#include <bits/stdc++.h> using namespace std; int main() { string s = "100100011000110"; // constant input string vector<pair<int, int>> substrings; // vector to store start and end indices of each substring of 0s int start = -1; for (int i = 0; i < s.length(); i++) { if (s[i] == '0') { if (start == -1) { start = i; } } else { if (start != -1) { substrings.push_back(make_pair(start, i - 1)); start = -1; } } } if (start != -1) { substrings.push_back(make_pair(start, s.length() - 1)); } int totalLength = 0; for (auto& p : substrings) { totalLength += p.second - p.first + 1; } int maxLength = 0; for (auto& p : substrings) { int len = p.second - p.first + 1; if (len > maxLength) { maxLength = len; } } int removals = totalLength - maxLength; cout << "Input string: " << s << endl; cout << "Minimum removals: " << removals << endl; return 0; }

### Output

Input string: 100100011000110 Minimum removals: 6

## Approach 2: Iterative Approach

This approach uses a straightforward iterative method to run over the string that is given character by character while updating the values of two variables, count and max_count.

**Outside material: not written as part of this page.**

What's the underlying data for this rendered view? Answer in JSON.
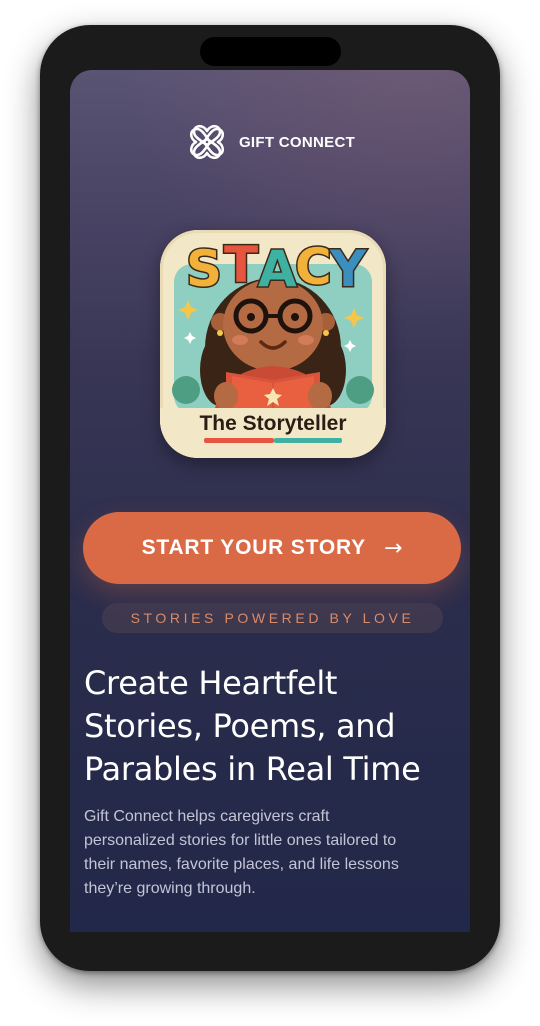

The method updates the count and max_count variables in accordance with whether the current character is a 0 or a 1. It then provides the difference between max_count and the length of the longest substring of 0s.

### Example 2

The code is a C++ software that calculates the minimum number of eliminations required to remove all the zeros from a binary string so that the remaining ones are not separated by any zero. The min_deletions function takes the binary string as input and employs a loop to traverse each character in the string. The loop increases a count variable each time it encounters a zero and resets it to zero when it encounters a one. The maximum value of the count variable is saved in max_count, and at the conclusion, the length of the string is subtracted from max_count to obtain the minimum number of deletions necessary. The result is then displayed to the user.

#include <iostream> #include <string> using namespace std; int min_deletions(string str) { int count = 0, max_count = 0; for (char c : str) { if (c == '0') { count++; } else { max_count = max(max_count, count); count = 0; } } return str.length() - max_count; } int main() { string str = "100010011000110"; int deletions = min_deletions(str); cout << "Minimum deletions needed: " << deletions << endl; return 0; }

### Output

Minimum deletion needed: 12

## Conclusion

Determining all substrings of 0s, calculating the length of the string that would result from concatenating each substring of 0s and determining the length of the longest substring of 0s are the three steps that can be implemented to solve the given problem. The length of the largest substring of 0s may then be subtracted from the sum of all substrings of 0s to get the lowest number of deletions necessary.

The method we used to get the answer is straightforward and effective, and it operates in linear time, making it suitable for big inputs. But it may be further enhanced by applying a more sophisticated method, such as dynamic programming.